Political Image Usage: Do’s and Don’ts

Content is more important than ever. AAPC caught up with Uri Davidov from Getty Images to talk about the 3 most important things to keep in mind when selecting images for political use and .

1. Authenticity: It is important to choose content that resonates with your audience. If you aren’t connecting with your audience, then advertisements do not hold as much power. Getty Images has started to put together  of themes that are important throughout the market. For example, Getty has a collection of images of women from all different backgrounds, considering over 70% of women don’t feel represented in the ads that are targeting them. In the “Show Us” collection, all photographers are women and there is no photoshop. Authentic is actually one of the keywords that Getty has added to the search function. When you search “authentic,” you’ll see real people in the moment rather than posed.

2. License: You must remember to read through the terms and conditions. Many places don’t allow their images for political use, might have a fee associated with political use, or require permission. These businesses typically operate like a marketplace and often don’t have direct relationships with contributors and photographers. Most times, their money is made from indemnity claims, which can range from $10,000 – $1,000,000.

3. Location: It is essential to use photos that were shot in the United States. Pete Buttigieg was called out for using a free stock photo image of a mother and son in Kenya. Donald Trump was called out for using photos shot in Russia. Getty Images has a location filter available if you’re looking to target a certain geographical location.

Case in point: You’re making a campaign ad or mailer that showcases the natural beauty of your candidate’s district or state.

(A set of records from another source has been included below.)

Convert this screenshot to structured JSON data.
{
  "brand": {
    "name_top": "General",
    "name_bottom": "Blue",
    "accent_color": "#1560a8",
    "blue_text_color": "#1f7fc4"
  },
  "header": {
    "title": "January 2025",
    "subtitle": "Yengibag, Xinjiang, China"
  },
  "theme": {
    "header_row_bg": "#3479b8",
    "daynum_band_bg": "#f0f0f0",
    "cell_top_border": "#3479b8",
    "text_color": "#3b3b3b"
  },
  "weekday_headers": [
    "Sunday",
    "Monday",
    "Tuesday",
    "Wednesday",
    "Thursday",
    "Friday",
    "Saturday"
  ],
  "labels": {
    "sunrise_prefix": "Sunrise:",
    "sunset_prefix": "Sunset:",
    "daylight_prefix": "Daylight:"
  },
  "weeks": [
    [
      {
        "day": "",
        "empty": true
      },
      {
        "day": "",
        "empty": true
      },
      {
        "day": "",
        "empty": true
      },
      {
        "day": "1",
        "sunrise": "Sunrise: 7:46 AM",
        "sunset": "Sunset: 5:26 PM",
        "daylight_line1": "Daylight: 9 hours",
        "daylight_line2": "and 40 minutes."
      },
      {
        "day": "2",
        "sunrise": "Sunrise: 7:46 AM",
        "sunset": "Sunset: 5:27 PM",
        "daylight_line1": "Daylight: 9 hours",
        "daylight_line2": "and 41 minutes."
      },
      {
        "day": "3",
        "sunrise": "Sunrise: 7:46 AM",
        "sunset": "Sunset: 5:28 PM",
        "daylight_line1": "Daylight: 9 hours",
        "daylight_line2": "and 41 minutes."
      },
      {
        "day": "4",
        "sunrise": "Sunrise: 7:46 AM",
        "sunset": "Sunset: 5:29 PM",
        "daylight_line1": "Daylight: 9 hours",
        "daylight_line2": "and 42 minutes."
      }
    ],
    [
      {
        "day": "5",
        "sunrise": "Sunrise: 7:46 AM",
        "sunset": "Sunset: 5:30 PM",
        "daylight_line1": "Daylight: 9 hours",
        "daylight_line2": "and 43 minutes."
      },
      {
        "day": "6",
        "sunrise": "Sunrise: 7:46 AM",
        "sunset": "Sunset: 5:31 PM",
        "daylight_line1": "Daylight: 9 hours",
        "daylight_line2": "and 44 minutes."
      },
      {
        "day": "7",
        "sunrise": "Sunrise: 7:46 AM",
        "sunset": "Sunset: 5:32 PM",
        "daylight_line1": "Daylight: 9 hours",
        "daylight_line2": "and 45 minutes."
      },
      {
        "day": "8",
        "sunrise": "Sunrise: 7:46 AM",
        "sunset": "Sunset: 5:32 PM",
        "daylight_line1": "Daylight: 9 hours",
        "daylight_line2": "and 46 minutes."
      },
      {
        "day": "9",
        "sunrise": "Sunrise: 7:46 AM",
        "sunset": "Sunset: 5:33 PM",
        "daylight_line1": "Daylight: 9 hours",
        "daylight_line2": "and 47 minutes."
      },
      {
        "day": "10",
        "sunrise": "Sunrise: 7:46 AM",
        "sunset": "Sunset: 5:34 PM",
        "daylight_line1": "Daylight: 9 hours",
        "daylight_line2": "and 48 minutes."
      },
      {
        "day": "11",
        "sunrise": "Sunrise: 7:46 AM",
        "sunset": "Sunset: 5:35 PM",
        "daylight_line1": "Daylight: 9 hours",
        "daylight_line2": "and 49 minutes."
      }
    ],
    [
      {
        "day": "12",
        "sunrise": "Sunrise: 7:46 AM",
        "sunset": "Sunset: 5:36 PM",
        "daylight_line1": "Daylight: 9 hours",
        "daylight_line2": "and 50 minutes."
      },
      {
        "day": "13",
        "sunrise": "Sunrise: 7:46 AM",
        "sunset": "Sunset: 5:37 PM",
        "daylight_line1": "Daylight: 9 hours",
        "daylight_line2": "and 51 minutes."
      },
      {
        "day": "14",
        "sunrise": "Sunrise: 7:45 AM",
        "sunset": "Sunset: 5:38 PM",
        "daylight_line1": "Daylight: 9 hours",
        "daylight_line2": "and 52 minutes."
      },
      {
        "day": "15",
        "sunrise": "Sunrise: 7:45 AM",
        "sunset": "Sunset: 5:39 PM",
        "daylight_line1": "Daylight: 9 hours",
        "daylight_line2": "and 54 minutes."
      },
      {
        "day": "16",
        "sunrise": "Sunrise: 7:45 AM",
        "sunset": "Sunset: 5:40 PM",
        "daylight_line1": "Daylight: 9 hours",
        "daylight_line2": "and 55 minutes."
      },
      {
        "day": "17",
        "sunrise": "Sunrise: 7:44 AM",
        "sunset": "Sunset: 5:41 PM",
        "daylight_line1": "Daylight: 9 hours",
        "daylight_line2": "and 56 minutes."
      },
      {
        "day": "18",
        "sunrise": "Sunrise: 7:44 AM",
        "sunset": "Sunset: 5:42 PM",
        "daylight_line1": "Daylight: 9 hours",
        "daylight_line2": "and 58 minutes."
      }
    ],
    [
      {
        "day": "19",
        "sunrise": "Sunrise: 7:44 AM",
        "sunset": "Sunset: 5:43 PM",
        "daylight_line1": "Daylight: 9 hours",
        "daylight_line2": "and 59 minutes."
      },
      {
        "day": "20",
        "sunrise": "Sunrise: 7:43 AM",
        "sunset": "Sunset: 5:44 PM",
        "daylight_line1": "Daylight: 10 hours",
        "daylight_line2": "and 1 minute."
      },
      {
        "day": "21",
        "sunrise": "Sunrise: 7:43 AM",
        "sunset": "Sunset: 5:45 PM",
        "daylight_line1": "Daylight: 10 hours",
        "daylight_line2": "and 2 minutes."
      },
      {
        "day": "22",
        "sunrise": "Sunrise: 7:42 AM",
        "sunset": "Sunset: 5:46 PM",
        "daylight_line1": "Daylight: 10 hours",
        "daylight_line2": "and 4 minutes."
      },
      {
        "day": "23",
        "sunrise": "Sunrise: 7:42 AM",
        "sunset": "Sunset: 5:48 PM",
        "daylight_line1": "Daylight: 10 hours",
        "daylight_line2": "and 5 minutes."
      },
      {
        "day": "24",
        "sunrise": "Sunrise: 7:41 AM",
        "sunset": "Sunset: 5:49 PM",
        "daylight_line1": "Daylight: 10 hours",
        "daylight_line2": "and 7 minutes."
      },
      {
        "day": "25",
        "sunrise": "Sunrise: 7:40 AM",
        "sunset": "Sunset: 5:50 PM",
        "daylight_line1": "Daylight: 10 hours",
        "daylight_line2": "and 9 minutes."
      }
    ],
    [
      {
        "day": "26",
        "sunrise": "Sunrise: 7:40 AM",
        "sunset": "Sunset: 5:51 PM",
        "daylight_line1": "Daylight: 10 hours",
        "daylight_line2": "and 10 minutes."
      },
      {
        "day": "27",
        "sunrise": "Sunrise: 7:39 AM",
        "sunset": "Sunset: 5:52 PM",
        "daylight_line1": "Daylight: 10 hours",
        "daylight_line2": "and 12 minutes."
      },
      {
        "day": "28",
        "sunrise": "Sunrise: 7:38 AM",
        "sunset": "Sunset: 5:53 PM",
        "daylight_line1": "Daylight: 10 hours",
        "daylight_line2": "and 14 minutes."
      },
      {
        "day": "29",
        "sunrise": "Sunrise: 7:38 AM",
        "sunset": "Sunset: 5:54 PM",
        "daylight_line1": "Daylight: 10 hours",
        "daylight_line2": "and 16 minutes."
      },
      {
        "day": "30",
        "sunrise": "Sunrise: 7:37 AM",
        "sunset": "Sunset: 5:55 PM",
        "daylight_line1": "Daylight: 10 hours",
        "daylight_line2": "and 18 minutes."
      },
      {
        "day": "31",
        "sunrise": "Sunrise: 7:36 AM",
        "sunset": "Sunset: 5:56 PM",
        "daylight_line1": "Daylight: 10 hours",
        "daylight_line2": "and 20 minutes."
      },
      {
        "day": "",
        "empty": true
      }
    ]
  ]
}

Do: Use imagery from the district that the campaign is in. If the campaign is statewide, make sure the imagery is from your state.

Don’t: Use imagery that is not properly licensed.